## WHAT YOU ARE ASKED TO DO
Give the count of lines in the data that include the string "chevron", with no added remarks.
SUPPLIED ENTRIES section start
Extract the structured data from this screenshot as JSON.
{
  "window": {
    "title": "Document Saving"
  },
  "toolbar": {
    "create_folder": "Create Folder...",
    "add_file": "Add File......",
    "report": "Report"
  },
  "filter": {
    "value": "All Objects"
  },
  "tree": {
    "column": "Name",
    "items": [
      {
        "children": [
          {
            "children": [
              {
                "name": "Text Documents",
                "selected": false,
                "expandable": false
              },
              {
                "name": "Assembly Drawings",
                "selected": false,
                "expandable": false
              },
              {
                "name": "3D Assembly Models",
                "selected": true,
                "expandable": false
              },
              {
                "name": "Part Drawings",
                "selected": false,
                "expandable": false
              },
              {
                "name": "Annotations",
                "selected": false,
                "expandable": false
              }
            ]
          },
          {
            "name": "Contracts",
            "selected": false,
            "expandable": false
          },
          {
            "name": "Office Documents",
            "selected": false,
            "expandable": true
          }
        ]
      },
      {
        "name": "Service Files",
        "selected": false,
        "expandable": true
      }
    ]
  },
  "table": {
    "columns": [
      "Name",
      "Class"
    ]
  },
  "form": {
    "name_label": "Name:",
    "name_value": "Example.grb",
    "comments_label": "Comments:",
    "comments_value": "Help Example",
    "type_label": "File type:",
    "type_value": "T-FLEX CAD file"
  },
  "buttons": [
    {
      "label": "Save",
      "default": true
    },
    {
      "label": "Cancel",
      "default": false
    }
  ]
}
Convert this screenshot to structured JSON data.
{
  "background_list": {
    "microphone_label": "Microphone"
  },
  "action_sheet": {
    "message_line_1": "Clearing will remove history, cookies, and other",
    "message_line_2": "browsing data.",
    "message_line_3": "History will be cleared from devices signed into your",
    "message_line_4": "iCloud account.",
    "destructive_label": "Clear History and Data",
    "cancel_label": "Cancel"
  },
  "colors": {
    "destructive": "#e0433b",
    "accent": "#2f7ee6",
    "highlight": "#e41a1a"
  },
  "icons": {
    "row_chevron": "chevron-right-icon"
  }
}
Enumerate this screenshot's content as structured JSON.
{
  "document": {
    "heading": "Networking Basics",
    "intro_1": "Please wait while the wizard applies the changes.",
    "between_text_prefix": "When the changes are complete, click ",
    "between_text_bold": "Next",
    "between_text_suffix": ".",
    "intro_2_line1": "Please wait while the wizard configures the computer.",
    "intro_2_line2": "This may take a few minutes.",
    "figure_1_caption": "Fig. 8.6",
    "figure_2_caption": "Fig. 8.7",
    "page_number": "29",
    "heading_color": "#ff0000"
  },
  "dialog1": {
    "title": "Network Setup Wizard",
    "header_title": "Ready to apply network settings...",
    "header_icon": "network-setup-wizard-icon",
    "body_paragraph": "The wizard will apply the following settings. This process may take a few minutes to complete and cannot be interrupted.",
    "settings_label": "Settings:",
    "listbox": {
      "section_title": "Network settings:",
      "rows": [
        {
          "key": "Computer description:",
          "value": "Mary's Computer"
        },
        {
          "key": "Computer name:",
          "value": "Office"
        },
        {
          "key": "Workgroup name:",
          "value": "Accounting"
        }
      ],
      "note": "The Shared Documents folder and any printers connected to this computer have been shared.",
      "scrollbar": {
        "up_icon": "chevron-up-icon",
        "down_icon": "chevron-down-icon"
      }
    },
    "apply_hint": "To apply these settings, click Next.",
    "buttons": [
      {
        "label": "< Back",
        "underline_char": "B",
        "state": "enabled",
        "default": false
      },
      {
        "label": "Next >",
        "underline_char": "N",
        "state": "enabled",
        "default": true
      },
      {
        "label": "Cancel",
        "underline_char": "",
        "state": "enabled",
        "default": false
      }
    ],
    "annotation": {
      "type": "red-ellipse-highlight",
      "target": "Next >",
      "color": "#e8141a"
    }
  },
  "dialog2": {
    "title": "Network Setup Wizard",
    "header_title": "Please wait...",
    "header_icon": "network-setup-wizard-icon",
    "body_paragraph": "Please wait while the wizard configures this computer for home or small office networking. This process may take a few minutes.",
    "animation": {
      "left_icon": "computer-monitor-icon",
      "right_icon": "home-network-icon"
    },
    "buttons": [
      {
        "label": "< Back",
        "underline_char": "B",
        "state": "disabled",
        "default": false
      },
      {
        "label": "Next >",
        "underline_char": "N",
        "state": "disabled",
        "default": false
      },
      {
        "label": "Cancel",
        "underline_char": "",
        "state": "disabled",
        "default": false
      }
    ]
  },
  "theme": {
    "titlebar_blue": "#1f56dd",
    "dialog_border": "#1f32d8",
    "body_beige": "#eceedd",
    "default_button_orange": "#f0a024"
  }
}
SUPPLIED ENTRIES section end
## ANSWER BOX
3